- Work item -
The output should be all lines of the entries below in which the word "Files" occurs.

[Opening Extracted records section]

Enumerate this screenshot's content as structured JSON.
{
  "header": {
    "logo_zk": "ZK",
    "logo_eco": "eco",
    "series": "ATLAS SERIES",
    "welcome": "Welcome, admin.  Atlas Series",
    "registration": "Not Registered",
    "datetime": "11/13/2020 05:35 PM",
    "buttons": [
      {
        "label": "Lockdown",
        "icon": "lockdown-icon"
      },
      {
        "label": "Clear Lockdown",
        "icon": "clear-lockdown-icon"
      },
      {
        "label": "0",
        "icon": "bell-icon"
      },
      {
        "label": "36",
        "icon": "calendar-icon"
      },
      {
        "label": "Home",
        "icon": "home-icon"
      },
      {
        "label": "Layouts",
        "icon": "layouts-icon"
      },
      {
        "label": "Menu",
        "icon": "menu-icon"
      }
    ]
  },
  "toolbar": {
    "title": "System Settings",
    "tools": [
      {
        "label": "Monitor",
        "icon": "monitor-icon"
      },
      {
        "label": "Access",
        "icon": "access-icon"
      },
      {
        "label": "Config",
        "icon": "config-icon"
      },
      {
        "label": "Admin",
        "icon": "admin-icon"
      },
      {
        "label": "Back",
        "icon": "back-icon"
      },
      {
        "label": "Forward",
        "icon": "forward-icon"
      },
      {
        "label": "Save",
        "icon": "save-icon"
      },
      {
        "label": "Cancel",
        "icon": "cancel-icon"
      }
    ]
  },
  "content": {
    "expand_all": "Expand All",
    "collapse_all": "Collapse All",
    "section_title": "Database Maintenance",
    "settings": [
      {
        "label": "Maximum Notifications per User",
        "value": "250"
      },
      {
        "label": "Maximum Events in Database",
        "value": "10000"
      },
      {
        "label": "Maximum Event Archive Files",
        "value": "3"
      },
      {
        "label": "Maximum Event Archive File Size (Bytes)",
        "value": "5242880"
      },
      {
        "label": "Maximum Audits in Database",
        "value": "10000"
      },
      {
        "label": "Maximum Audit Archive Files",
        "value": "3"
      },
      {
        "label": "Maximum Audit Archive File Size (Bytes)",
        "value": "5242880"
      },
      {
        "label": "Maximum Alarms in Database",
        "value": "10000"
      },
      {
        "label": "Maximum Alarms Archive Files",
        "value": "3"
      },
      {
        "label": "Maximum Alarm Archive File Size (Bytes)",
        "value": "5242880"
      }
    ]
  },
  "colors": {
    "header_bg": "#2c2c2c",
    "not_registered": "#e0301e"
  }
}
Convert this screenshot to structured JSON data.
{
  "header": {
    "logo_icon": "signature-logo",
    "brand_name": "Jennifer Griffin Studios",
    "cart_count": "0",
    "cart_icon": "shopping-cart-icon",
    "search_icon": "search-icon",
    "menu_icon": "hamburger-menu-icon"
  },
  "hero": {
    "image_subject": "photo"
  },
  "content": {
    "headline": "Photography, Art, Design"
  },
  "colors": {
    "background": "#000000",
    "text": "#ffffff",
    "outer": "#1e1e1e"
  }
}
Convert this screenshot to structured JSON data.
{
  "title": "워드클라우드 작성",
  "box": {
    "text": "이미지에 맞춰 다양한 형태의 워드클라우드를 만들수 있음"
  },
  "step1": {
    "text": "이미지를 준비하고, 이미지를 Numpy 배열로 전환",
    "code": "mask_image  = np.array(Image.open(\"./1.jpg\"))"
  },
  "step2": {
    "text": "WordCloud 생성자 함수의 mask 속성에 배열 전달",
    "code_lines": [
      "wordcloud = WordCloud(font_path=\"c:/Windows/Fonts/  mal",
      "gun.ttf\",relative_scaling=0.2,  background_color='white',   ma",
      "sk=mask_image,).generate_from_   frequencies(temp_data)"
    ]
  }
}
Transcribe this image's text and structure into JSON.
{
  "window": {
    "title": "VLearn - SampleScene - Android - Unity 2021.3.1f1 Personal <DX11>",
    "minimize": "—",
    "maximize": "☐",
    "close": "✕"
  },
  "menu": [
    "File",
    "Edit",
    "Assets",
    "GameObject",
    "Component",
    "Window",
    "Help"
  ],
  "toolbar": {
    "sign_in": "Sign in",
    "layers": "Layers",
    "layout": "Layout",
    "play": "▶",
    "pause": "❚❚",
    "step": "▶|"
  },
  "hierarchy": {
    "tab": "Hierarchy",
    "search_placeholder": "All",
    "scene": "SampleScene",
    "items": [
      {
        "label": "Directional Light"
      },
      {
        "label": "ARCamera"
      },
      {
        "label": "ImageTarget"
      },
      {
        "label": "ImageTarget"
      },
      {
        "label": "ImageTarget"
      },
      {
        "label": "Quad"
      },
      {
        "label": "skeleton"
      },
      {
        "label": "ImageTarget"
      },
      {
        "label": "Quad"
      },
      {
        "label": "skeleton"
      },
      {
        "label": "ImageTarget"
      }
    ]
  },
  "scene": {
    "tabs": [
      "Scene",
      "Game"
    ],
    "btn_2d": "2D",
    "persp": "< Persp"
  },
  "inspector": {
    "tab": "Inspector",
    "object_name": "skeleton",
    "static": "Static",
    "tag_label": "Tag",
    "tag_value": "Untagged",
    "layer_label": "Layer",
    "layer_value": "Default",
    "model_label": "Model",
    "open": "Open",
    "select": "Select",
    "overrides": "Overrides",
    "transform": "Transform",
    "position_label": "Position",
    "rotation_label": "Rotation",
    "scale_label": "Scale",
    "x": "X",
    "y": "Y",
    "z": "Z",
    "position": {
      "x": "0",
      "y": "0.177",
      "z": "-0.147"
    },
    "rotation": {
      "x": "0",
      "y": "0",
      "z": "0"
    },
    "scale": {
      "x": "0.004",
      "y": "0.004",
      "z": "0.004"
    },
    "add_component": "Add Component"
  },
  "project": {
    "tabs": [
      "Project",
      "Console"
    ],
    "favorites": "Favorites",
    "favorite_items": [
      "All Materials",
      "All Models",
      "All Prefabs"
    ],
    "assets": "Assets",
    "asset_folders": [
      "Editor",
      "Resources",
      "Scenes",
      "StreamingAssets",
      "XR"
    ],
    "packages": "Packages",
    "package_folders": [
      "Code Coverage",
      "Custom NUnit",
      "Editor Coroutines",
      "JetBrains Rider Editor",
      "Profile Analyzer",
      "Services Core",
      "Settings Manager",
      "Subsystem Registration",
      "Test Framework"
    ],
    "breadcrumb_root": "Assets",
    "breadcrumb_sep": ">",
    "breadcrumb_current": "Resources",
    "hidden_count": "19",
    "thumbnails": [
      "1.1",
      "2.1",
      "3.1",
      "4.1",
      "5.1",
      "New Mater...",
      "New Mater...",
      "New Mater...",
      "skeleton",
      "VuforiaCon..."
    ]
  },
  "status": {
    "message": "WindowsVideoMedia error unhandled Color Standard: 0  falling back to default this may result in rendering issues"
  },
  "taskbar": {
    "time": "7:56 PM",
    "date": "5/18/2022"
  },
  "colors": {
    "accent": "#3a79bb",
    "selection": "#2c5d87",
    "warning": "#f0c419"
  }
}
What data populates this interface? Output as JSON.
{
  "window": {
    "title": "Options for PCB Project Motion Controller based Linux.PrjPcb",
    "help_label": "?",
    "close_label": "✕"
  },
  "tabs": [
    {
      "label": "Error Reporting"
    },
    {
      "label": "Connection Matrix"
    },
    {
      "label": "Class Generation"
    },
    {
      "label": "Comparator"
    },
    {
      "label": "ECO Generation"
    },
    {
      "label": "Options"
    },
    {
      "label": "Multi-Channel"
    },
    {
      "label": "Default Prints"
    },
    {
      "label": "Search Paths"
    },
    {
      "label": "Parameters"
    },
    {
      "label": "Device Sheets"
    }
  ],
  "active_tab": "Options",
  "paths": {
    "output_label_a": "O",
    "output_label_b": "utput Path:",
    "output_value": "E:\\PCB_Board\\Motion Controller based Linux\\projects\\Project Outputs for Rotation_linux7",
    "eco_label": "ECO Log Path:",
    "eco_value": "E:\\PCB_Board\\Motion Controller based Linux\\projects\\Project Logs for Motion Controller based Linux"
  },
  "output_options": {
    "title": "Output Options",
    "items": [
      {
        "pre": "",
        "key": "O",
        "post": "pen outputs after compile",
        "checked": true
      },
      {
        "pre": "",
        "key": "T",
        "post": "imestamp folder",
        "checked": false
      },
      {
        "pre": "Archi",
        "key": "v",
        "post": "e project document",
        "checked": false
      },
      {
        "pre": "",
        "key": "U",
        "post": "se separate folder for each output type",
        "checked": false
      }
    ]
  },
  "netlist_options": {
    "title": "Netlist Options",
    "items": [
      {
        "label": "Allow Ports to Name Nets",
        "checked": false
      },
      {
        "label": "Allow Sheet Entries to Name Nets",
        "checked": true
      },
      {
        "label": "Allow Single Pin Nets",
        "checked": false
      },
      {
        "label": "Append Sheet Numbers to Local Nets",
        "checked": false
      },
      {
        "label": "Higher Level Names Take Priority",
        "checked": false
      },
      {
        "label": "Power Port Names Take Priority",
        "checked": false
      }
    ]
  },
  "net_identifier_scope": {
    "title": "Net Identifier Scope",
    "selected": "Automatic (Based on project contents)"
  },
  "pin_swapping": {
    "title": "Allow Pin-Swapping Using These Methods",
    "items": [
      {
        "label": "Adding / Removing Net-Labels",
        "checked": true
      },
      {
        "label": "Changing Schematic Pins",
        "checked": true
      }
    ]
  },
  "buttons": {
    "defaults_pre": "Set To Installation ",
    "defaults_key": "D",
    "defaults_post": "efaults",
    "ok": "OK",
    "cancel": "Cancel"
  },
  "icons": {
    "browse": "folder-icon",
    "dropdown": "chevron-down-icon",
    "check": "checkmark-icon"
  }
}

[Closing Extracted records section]

- Output below -
        "label": "Maximum Event Archive Files",
        "label": "Maximum Audit Archive Files",
        "label": "Maximum Alarms Archive Files",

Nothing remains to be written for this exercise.